**THE TASK**
The reply must repeat each entry exactly and contain no pictures.

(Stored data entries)

· · · · ·

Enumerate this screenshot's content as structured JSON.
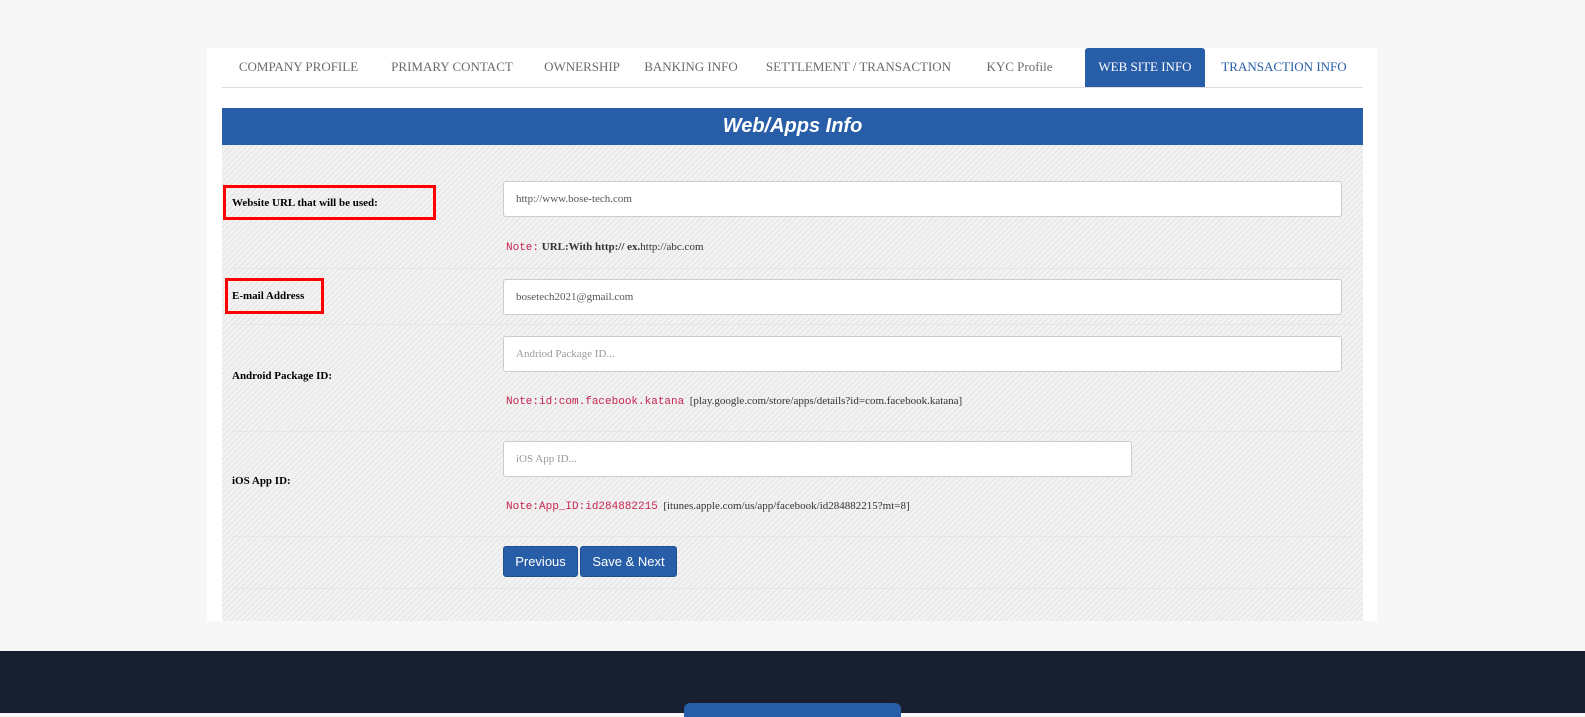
{
  "tabs": [
    {
      "label": "COMPANY PROFILE",
      "state": "default"
    },
    {
      "label": "PRIMARY CONTACT",
      "state": "default"
    },
    {
      "label": "OWNERSHIP",
      "state": "default"
    },
    {
      "label": "BANKING INFO",
      "state": "default"
    },
    {
      "label": "SETTLEMENT / TRANSACTION",
      "state": "default"
    },
    {
      "label": "KYC Profile",
      "state": "default"
    },
    {
      "label": "WEB SITE INFO",
      "state": "active"
    },
    {
      "label": "TRANSACTION INFO",
      "state": "link"
    }
  ],
  "section": {
    "title": "Web/Apps Info"
  },
  "form": {
    "website": {
      "label": "Website URL that will be used:",
      "value": "http://www.bose-tech.com",
      "note_code": "Note:",
      "note_bold": "URL:With http:// ex.",
      "note_text": "http://abc.com"
    },
    "email": {
      "label": "E-mail Address",
      "value": "bosetech2021@gmail.com"
    },
    "android": {
      "label": "Android Package ID:",
      "placeholder": "Andriod Package ID...",
      "note_code": "Note:id:com.facebook.katana",
      "note_text": "[play.google.com/store/apps/details?id=com.facebook.katana]"
    },
    "ios": {
      "label": "iOS App ID:",
      "placeholder": "iOS App ID...",
      "note_code": "Note:App_ID:id284882215",
      "note_text": "[itunes.apple.com/us/app/facebook/id284882215?mt=8]"
    }
  },
  "buttons": {
    "previous": "Previous",
    "save_next": "Save & Next"
  },
  "colors": {
    "primary": "#285ea8",
    "highlight": "#ff0000",
    "footer": "#181f2e",
    "note": "#c7254e"
  }
}
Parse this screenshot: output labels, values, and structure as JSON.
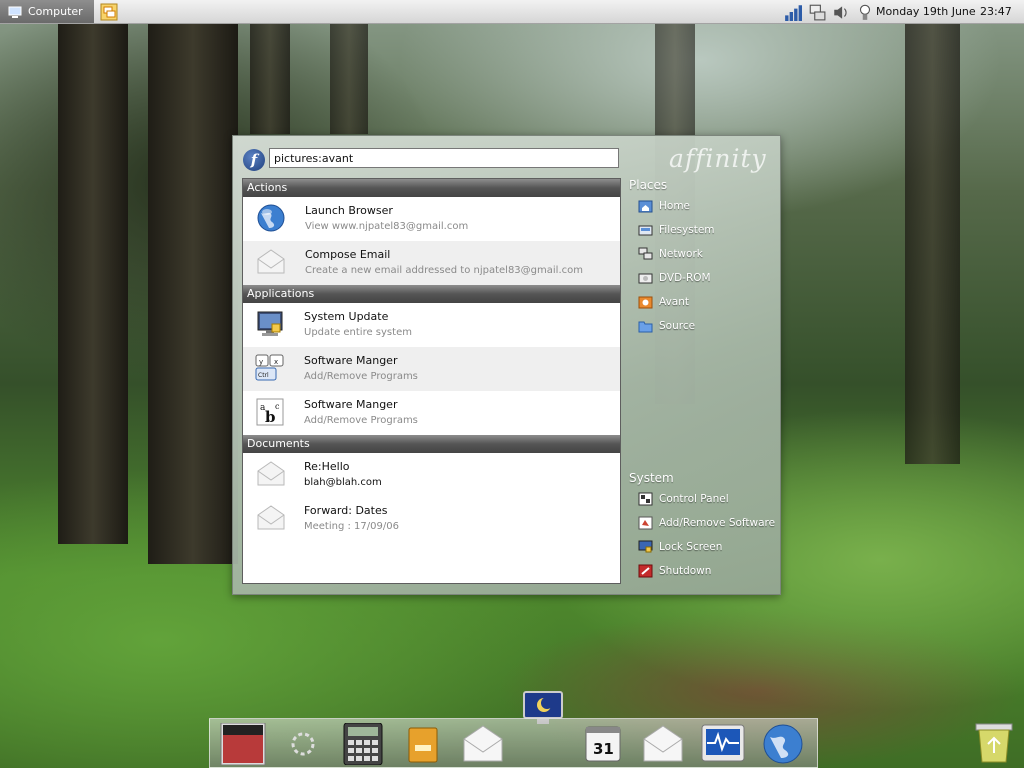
{
  "panel": {
    "computer_label": "Computer",
    "date": "Monday 19th June",
    "time": "23:47"
  },
  "launcher": {
    "search_value": "pictures:avant",
    "brand": "affinity"
  },
  "sections": {
    "actions": {
      "header": "Actions",
      "items": [
        {
          "title": "Launch Browser",
          "subtitle": "View www.njpatel83@gmail.com",
          "icon": "globe-icon"
        },
        {
          "title": "Compose Email",
          "subtitle": "Create a new email addressed to njpatel83@gmail.com",
          "icon": "envelope-icon"
        }
      ]
    },
    "applications": {
      "header": "Applications",
      "items": [
        {
          "title": "System Update",
          "subtitle": "Update entire system",
          "icon": "monitor-update-icon"
        },
        {
          "title": "Software Manger",
          "subtitle": "Add/Remove Programs",
          "icon": "keyboard-keys-icon"
        },
        {
          "title": "Software Manger",
          "subtitle": "Add/Remove Programs",
          "icon": "font-abc-icon"
        }
      ]
    },
    "documents": {
      "header": "Documents",
      "items": [
        {
          "title": "Re:Hello",
          "subtitle": "blah@blah.com",
          "icon": "envelope-icon"
        },
        {
          "title": "Forward: Dates",
          "subtitle": "Meeting : 17/09/06",
          "icon": "envelope-icon"
        }
      ]
    }
  },
  "places": {
    "header": "Places",
    "items": [
      {
        "label": "Home",
        "icon": "home-folder-icon"
      },
      {
        "label": "Filesystem",
        "icon": "drive-icon"
      },
      {
        "label": "Network",
        "icon": "network-icon"
      },
      {
        "label": "DVD-ROM",
        "icon": "dvd-icon"
      },
      {
        "label": "Avant",
        "icon": "avant-folder-icon"
      },
      {
        "label": "Source",
        "icon": "folder-icon"
      }
    ]
  },
  "system": {
    "header": "System",
    "items": [
      {
        "label": "Control Panel",
        "icon": "control-panel-icon"
      },
      {
        "label": "Add/Remove Software",
        "icon": "software-icon"
      },
      {
        "label": "Lock Screen",
        "icon": "lock-screen-icon"
      },
      {
        "label": "Shutdown",
        "icon": "shutdown-icon"
      }
    ]
  },
  "dock": {
    "calendar_day": "31",
    "items": [
      "music-album-icon",
      "update-spinner-icon",
      "calculator-icon",
      "drawer-icon",
      "mail-icon",
      "calendar-icon",
      "mail-icon",
      "system-monitor-icon",
      "globe-icon",
      "trash-icon"
    ]
  },
  "colors": {
    "section_header": "#555555",
    "panel_bg": "#e0e0e0",
    "computer_button": "#7a7a7a"
  }
}
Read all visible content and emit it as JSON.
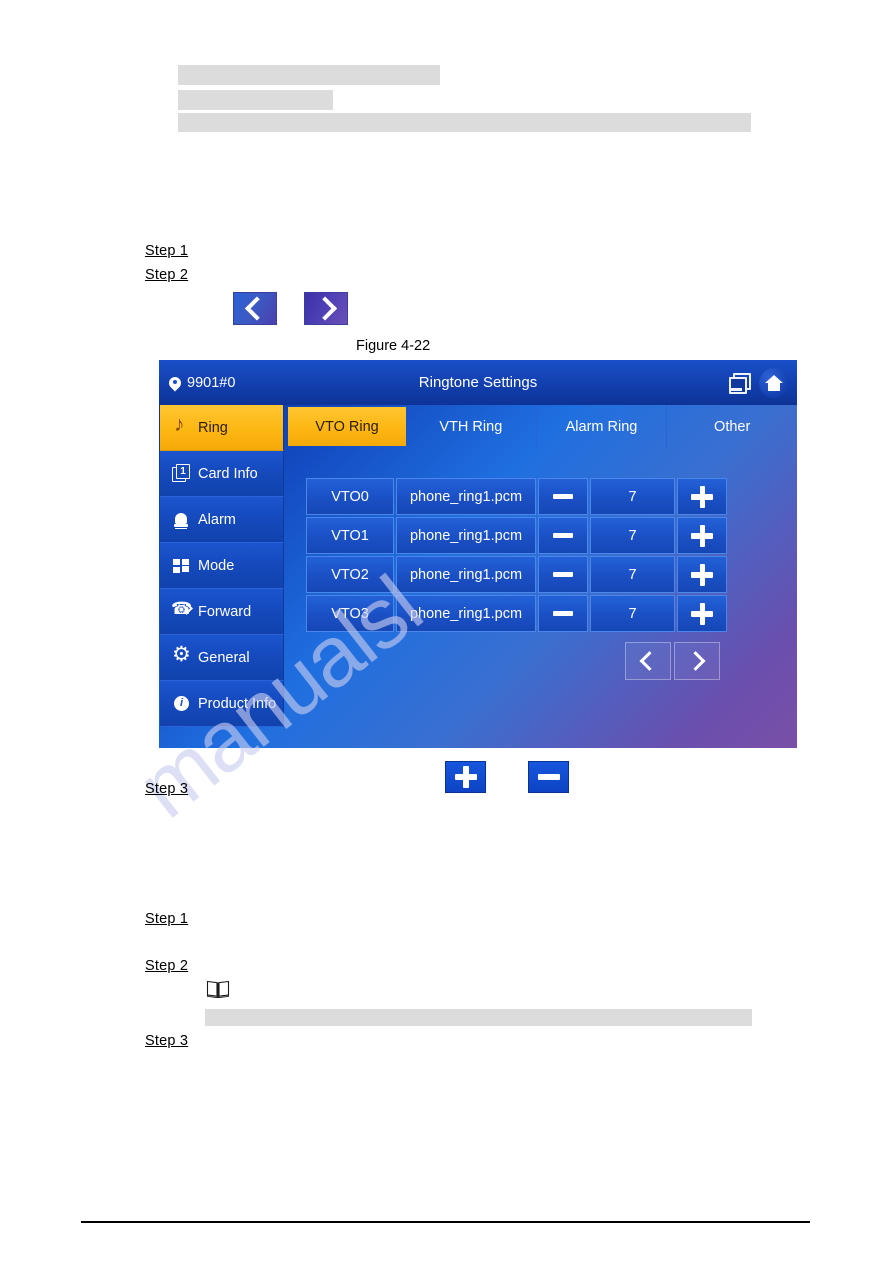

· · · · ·

**ANSWER BOX**
Enumerate this screenshot's content as structured JSON.
{
  "tabs": [
    {
      "label": "COMPANY PROFILE",
      "state": "default"
    },
    {
      "label": "PRIMARY CONTACT",
      "state": "default"
    },
    {
      "label": "OWNERSHIP",
      "state": "default"
    },
    {
      "label": "BANKING INFO",
      "state": "default"
    },
    {
      "label": "SETTLEMENT / TRANSACTION",
      "state": "default"
    },
    {
      "label": "KYC Profile",
      "state": "default"
    },
    {
      "label": "WEB SITE INFO",
      "state": "active"
    },
    {
      "label": "TRANSACTION INFO",
      "state": "link"
    }
  ],
  "section": {
    "title": "Web/Apps Info"
  },
  "form": {
    "website": {
      "label": "Website URL that will be used:",
      "value": "http://www.bose-tech.com",
      "note_code": "Note:",
      "note_bold": "URL:With http:// ex.",
      "note_text": "http://abc.com"
    },
    "email": {
      "label": "E-mail Address",
      "value": "bosetech2021@gmail.com"
    },
    "android": {
      "label": "Android Package ID:",
      "placeholder": "Andriod Package ID...",
      "note_code": "Note:id:com.facebook.katana",
      "note_text": "[play.google.com/store/apps/details?id=com.facebook.katana]"
    },
    "ios": {
      "label": "iOS App ID:",
      "placeholder": "iOS App ID...",
      "note_code": "Note:App_ID:id284882215",
      "note_text": "[itunes.apple.com/us/app/facebook/id284882215?mt=8]"
    }
  },
  "buttons": {
    "previous": "Previous",
    "save_next": "Save & Next"
  },
  "colors": {
    "primary": "#285ea8",
    "highlight": "#ff0000",
    "footer": "#181f2e",
    "note": "#c7254e"
  }
}
Parse this screenshot: output labels, values, and structure as JSON.
{
  "panel": {
    "computer_label": "Computer",
    "date": "Monday 19th June",
    "time": "23:47"
  },
  "launcher": {
    "search_value": "pictures:avant",
    "brand": "affinity"
  },
  "sections": {
    "actions": {
      "header": "Actions",
      "items": [
        {
          "title": "Launch Browser",
          "subtitle": "View www.njpatel83@gmail.com",
          "icon": "globe-icon"
        },
        {
          "title": "Compose Email",
          "subtitle": "Create a new email addressed to njpatel83@gmail.com",
          "icon": "envelope-icon"
        }
      ]
    },
    "applications": {
      "header": "Applications",
      "items": [
        {
          "title": "System Update",
          "subtitle": "Update entire system",
          "icon": "monitor-update-icon"
        },
        {
          "title": "Software Manger",
          "subtitle": "Add/Remove Programs",
          "icon": "keyboard-keys-icon"
        },
        {
          "title": "Software Manger",
          "subtitle": "Add/Remove Programs",
          "icon": "font-abc-icon"
        }
      ]
    },
    "documents": {
      "header": "Documents",
      "items": [
        {
          "title": "Re:Hello",
          "subtitle": "blah@blah.com",
          "icon": "envelope-icon"
        },
        {
          "title": "Forward: Dates",
          "subtitle": "Meeting : 17/09/06",
          "icon": "envelope-icon"
        }
      ]
    }
  },
  "places": {
    "header": "Places",
    "items": [
      {
        "label": "Home",
        "icon": "home-folder-icon"
      },
      {
        "label": "Filesystem",
        "icon": "drive-icon"
      },
      {
        "label": "Network",
        "icon": "network-icon"
      },
      {
        "label": "DVD-ROM",
        "icon": "dvd-icon"
      },
      {
        "label": "Avant",
        "icon": "avant-folder-icon"
      },
      {
        "label": "Source",
        "icon": "folder-icon"
      }
    ]
  },
  "system": {
    "header": "System",
    "items": [
      {
        "label": "Control Panel",
        "icon": "control-panel-icon"
      },
      {
        "label": "Add/Remove Software",
        "icon": "software-icon"
      },
      {
        "label": "Lock Screen",
        "icon": "lock-screen-icon"
      },
      {
        "label": "Shutdown",
        "icon": "shutdown-icon"
      }
    ]
  },
  "dock": {
    "calendar_day": "31",
    "items": [
      "music-album-icon",
      "update-spinner-icon",
      "calculator-icon",
      "drawer-icon",
      "mail-icon",
      "calendar-icon",
      "mail-icon",
      "system-monitor-icon",
      "globe-icon",
      "trash-icon"
    ]
  },
  "colors": {
    "section_header": "#555555",
    "panel_bg": "#e0e0e0",
    "computer_button": "#7a7a7a"
  }
}
Read all visible content and emit it as JSON.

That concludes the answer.